**Your objective**.
Pictures stay out; everything else in the records below is to be repeated exactly.

*** Recorded data Section Begins ***

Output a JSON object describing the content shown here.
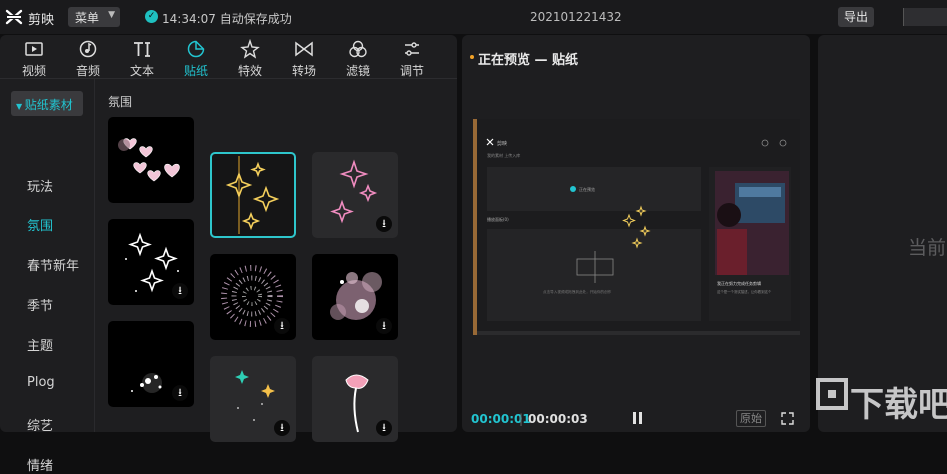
{
  "app": {
    "name": "剪映",
    "menu_label": "菜单",
    "save_status": "14:34:07 自动保存成功",
    "project_title": "202101221432",
    "export_label": "导出"
  },
  "tabs": [
    {
      "label": "视频",
      "icon": "video-icon"
    },
    {
      "label": "音频",
      "icon": "audio-icon"
    },
    {
      "label": "文本",
      "icon": "text-icon"
    },
    {
      "label": "贴纸",
      "icon": "sticker-icon",
      "active": true
    },
    {
      "label": "特效",
      "icon": "effects-icon"
    },
    {
      "label": "转场",
      "icon": "transition-icon"
    },
    {
      "label": "滤镜",
      "icon": "filter-icon"
    },
    {
      "label": "调节",
      "icon": "adjust-icon"
    }
  ],
  "categories": {
    "header": "贴纸素材",
    "items": [
      "玩法",
      "氛围",
      "春节新年",
      "季节",
      "主题",
      "Plog",
      "综艺",
      "情绪"
    ],
    "active": "氛围"
  },
  "section_title": "氛围",
  "preview": {
    "title": "正在预览 — 贴纸",
    "current_time": "00:00:01",
    "total_time": "00:00:03",
    "separator": "|",
    "original_label": "原始",
    "inner": {
      "app_name": "剪映",
      "breadcrumb": "我的素材  上传入库",
      "preview_label": "正在预览",
      "props_label": "播放面板(0)",
      "caption1": "我正在努力完成任务剪辑",
      "caption2": "这个是一个测试描述，让你看到这个",
      "hint": "点击导入视频或拖拽到此处，开始你的创作"
    }
  },
  "props": {
    "placeholder": "当前线"
  },
  "watermark": "下载吧",
  "colors": {
    "accent": "#22c4d0",
    "bg": "#1e1e20"
  }
}
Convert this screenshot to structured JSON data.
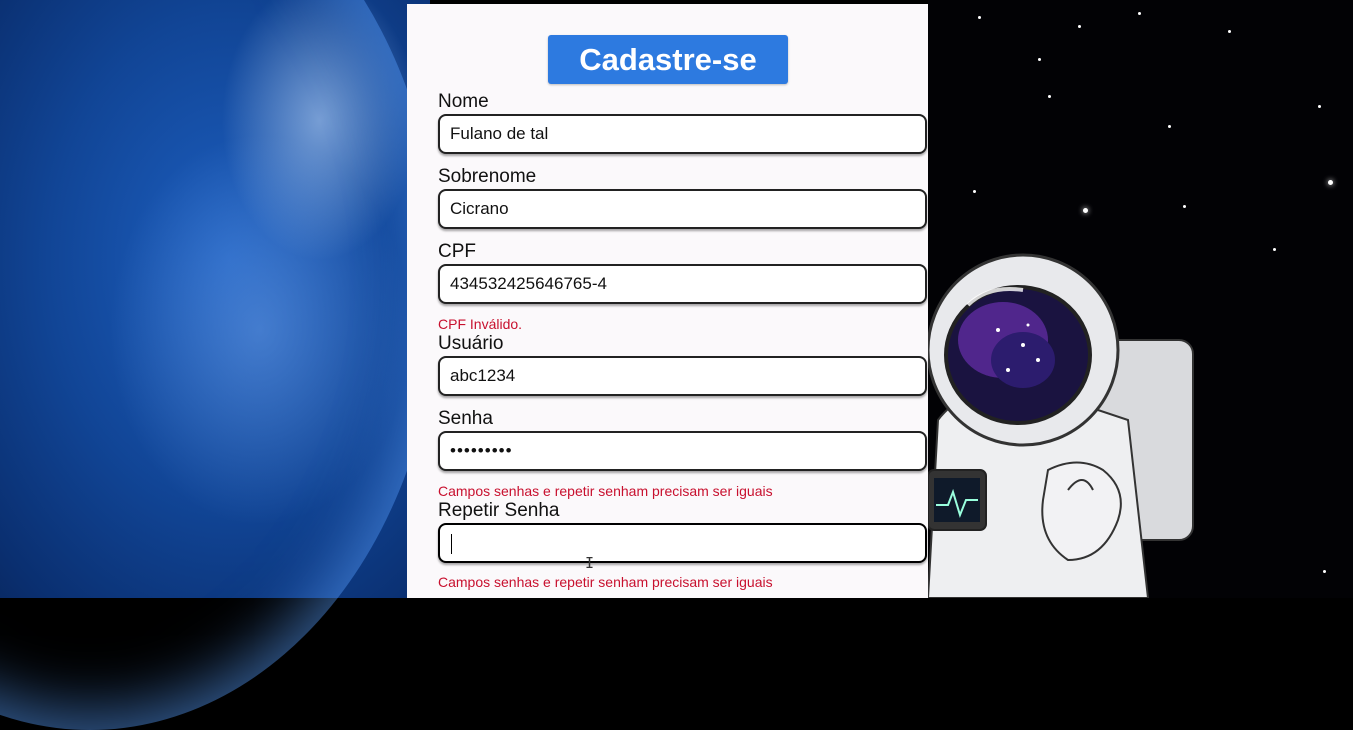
{
  "form": {
    "title": "Cadastre-se",
    "fields": [
      {
        "label": "Nome",
        "value": "Fulano de tal"
      },
      {
        "label": "Sobrenome",
        "value": "Cicrano"
      },
      {
        "label": "CPF",
        "value": "434532425646765-4",
        "error": "CPF Inválido."
      },
      {
        "label": "Usuário",
        "value": "abc1234"
      },
      {
        "label": "Senha",
        "value": "•••••••••",
        "error": "Campos senhas e repetir senham precisam ser iguais"
      },
      {
        "label": "Repetir Senha",
        "value": "",
        "error": "Campos senhas e repetir senham precisam ser iguais"
      }
    ]
  },
  "colors": {
    "title_bg": "#2d7ae0",
    "error": "#c8102e"
  }
}
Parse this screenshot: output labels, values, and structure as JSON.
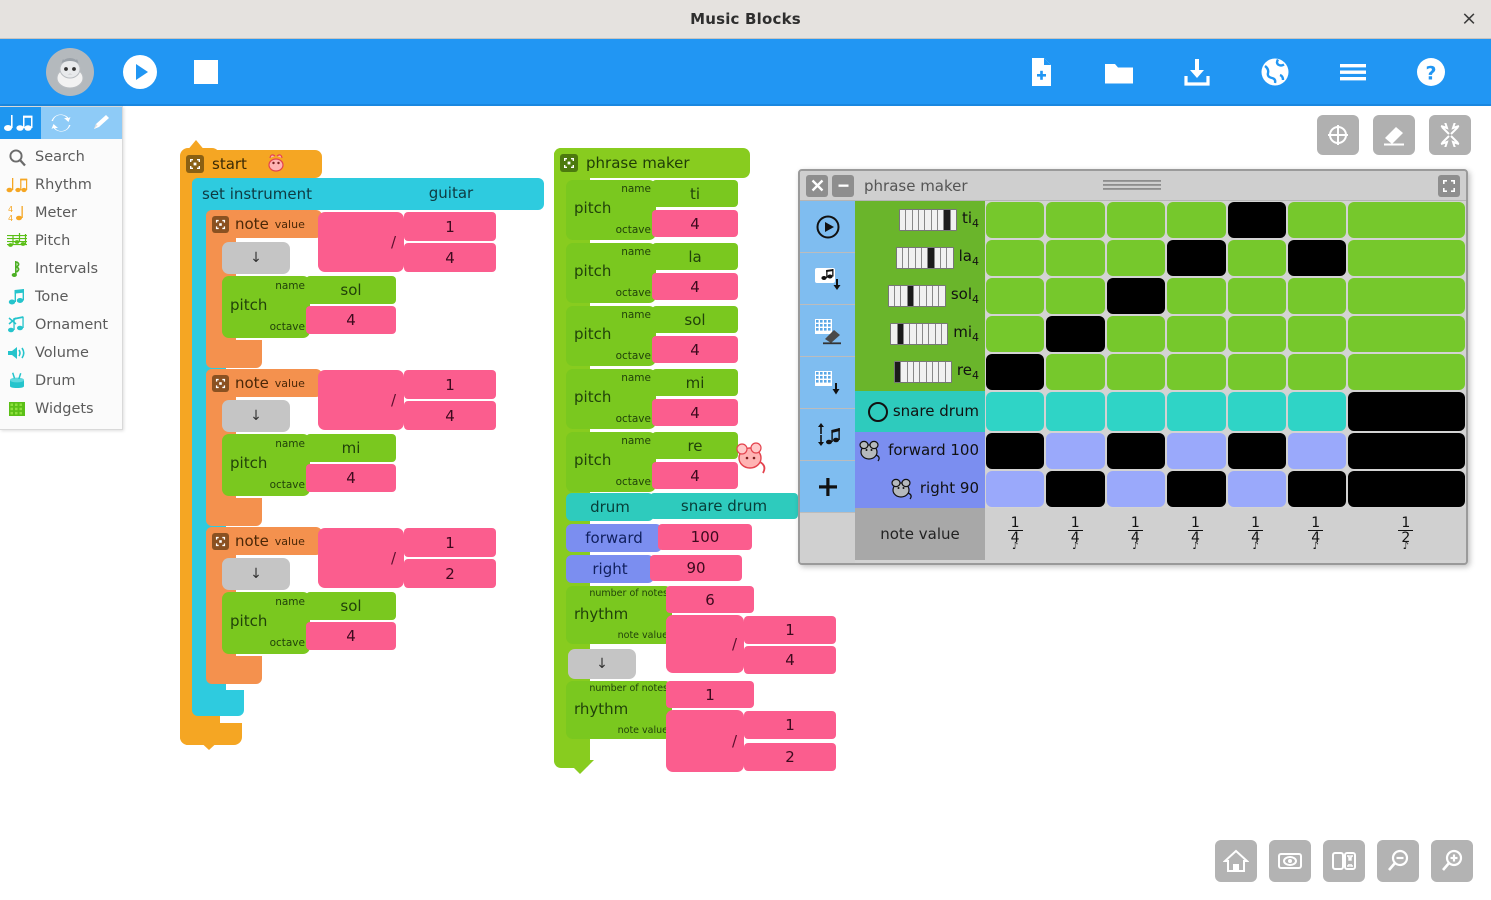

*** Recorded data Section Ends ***

**Response to the task**.
Output a JSON object describing the content shown here.
{
  "app": {
    "name": "剪映",
    "menu_label": "菜单",
    "save_status": "14:34:07 自动保存成功",
    "project_title": "202101221432",
    "export_label": "导出"
  },
  "tabs": [
    {
      "label": "视频",
      "icon": "video-icon"
    },
    {
      "label": "音频",
      "icon": "audio-icon"
    },
    {
      "label": "文本",
      "icon": "text-icon"
    },
    {
      "label": "贴纸",
      "icon": "sticker-icon",
      "active": true
    },
    {
      "label": "特效",
      "icon": "effects-icon"
    },
    {
      "label": "转场",
      "icon": "transition-icon"
    },
    {
      "label": "滤镜",
      "icon": "filter-icon"
    },
    {
      "label": "调节",
      "icon": "adjust-icon"
    }
  ],
  "categories": {
    "header": "贴纸素材",
    "items": [
      "玩法",
      "氛围",
      "春节新年",
      "季节",
      "主题",
      "Plog",
      "综艺",
      "情绪"
    ],
    "active": "氛围"
  },
  "section_title": "氛围",
  "preview": {
    "title": "正在预览 — 贴纸",
    "current_time": "00:00:01",
    "total_time": "00:00:03",
    "separator": "|",
    "original_label": "原始",
    "inner": {
      "app_name": "剪映",
      "breadcrumb": "我的素材  上传入库",
      "preview_label": "正在预览",
      "props_label": "播放面板(0)",
      "caption1": "我正在努力完成任务剪辑",
      "caption2": "这个是一个测试描述，让你看到这个",
      "hint": "点击导入视频或拖拽到此处，开始你的创作"
    }
  },
  "props": {
    "placeholder": "当前线"
  },
  "watermark": "下载吧",
  "colors": {
    "accent": "#22c4d0",
    "bg": "#1e1e20"
  }
}
Convert this screenshot to structured JSON data.
{
  "form": {
    "title": "Cadastre-se",
    "fields": [
      {
        "label": "Nome",
        "value": "Fulano de tal"
      },
      {
        "label": "Sobrenome",
        "value": "Cicrano"
      },
      {
        "label": "CPF",
        "value": "434532425646765-4",
        "error": "CPF Inválido."
      },
      {
        "label": "Usuário",
        "value": "abc1234"
      },
      {
        "label": "Senha",
        "value": "•••••••••",
        "error": "Campos senhas e repetir senham precisam ser iguais"
      },
      {
        "label": "Repetir Senha",
        "value": "",
        "error": "Campos senhas e repetir senham precisam ser iguais"
      }
    ]
  },
  "colors": {
    "title_bg": "#2d7ae0",
    "error": "#c8102e"
  }
}
Parse this screenshot: output labels, values, and structure as JSON.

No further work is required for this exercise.